The Wiki is kind of a pain. And it's gross looking, I'm not gonna lie.
I think my favorite thing on this whole site is this short article in the FAQ:
(Quote) Why are all the rats, ferrets, foxes, weasels, and other vermin animals evil? Isn't it prejudiced to say every member of a species is evil? I have a pet rat or a pet ferret, and they're cuddly and nice!
Contrary to some conspiracy theories floating around, the Redwall "vermin" species are not the victim of some great plot to make them all seem like evil incarnate. Brian Jacques chose certain species to represent the "baddies" in his books because of folk traditions in Europe. In the English language we say people can be "sly as a fox," or try to "weasel" their way out of a situation, "ferret" out information, or be a "dirty rat." These images are called archetypes, and they exist in many cultures. Europeans are definitely not the only people in the world who think of foxes as sly tricksters. Does this mean real foxes are bad? Depends on your point of view. If you have a chicken coop in your back yard, yes. If you're a naturalist or a painter, perhaps not.
The absolute best way, in my opinion, to explain the casting of Redwall characters as certain species is this:
"Cluny isn't evil because he's a rat. He's a rat because he's evil."
Brian Jacques creates a villainous character, with all the cruel, nasty characteristics needed for a "baddie." Then he picks a traditionally nasty animal from the folk tradition of Europe and uses it to represent the character.
"Matthias is not pure-hearted because he's a mouse. He's a mouse because he's pure-hearted."
There is no great conspiracy for or against certain species in the Redwall world. It's simply a matter of symbolism.

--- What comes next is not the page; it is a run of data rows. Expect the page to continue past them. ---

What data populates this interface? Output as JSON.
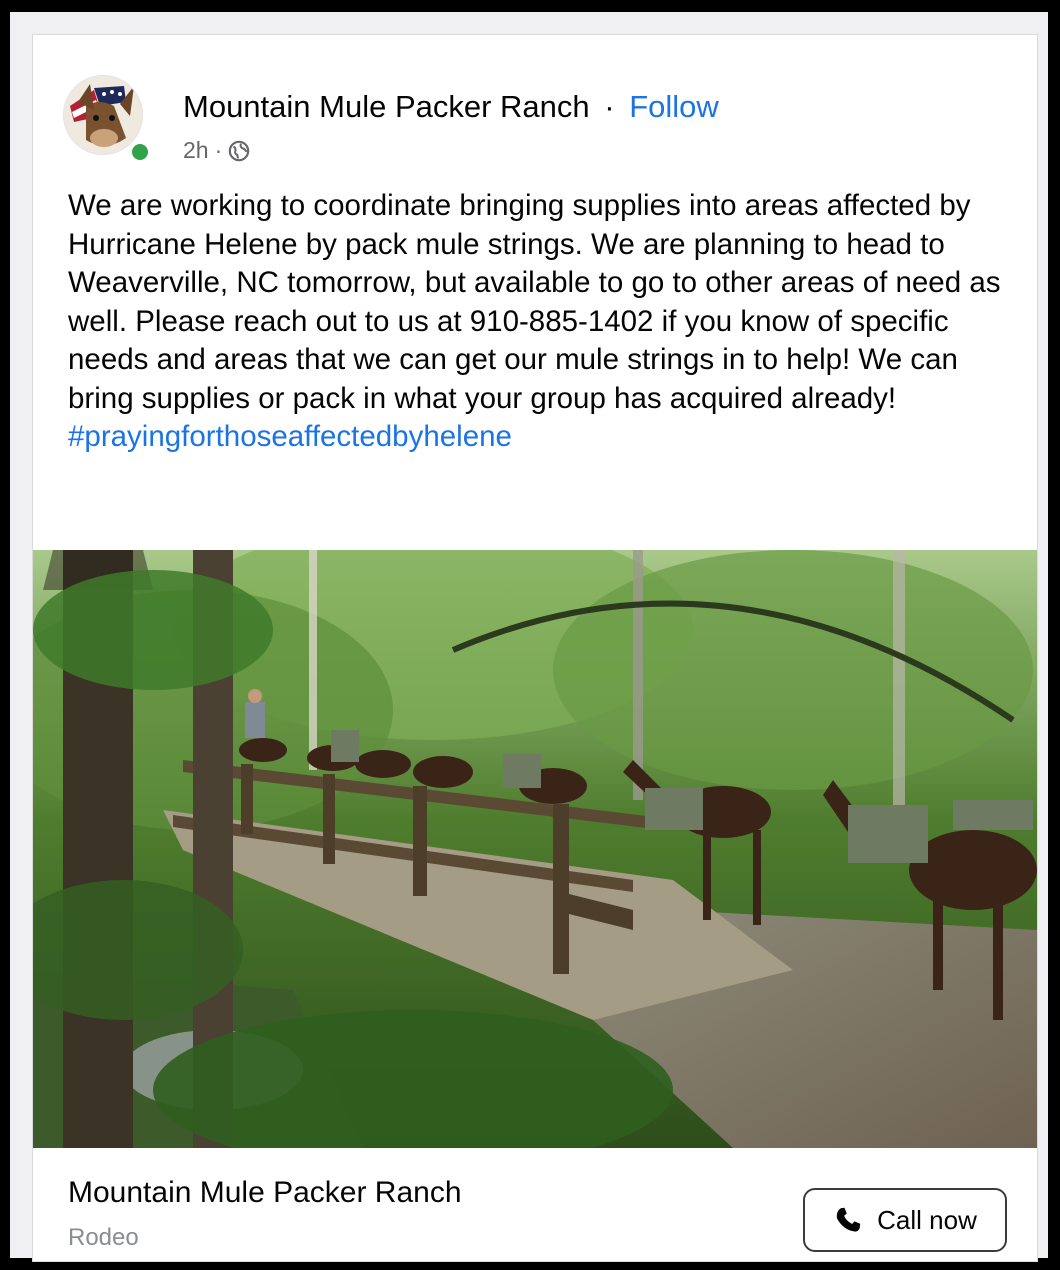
{
  "post": {
    "author": "Mountain Mule Packer Ranch",
    "separator": "·",
    "follow_label": "Follow",
    "time": "2h",
    "time_separator": "·",
    "privacy_icon": "globe-icon",
    "body_text": "We are working to coordinate bringing supplies into areas affected by Hurricane Helene by pack mule strings. We are planning to head to Weaverville, NC tomorrow, but available to go to other areas of need as well. Please reach out to us at 910-885-1402 if you know of specific needs and areas that we can get our mule strings in to help! We can bring supplies or pack in what your group has acquired already! ",
    "hashtag": "#prayingforthoseaffectedbyhelene"
  },
  "footer": {
    "page_name": "Mountain Mule Packer Ranch",
    "category": "Rodeo",
    "call_label": "Call now",
    "call_icon": "phone-icon"
  },
  "colors": {
    "link_blue": "#1b74e4",
    "online_green": "#31a24c",
    "secondary_text": "#65676b"
  }
}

And of course, let us not forget that there are exceptions to the vermin/woodlander rule. Blaggut, Romsca, arguably Veil, and others have crossed into grey areas. (end quote)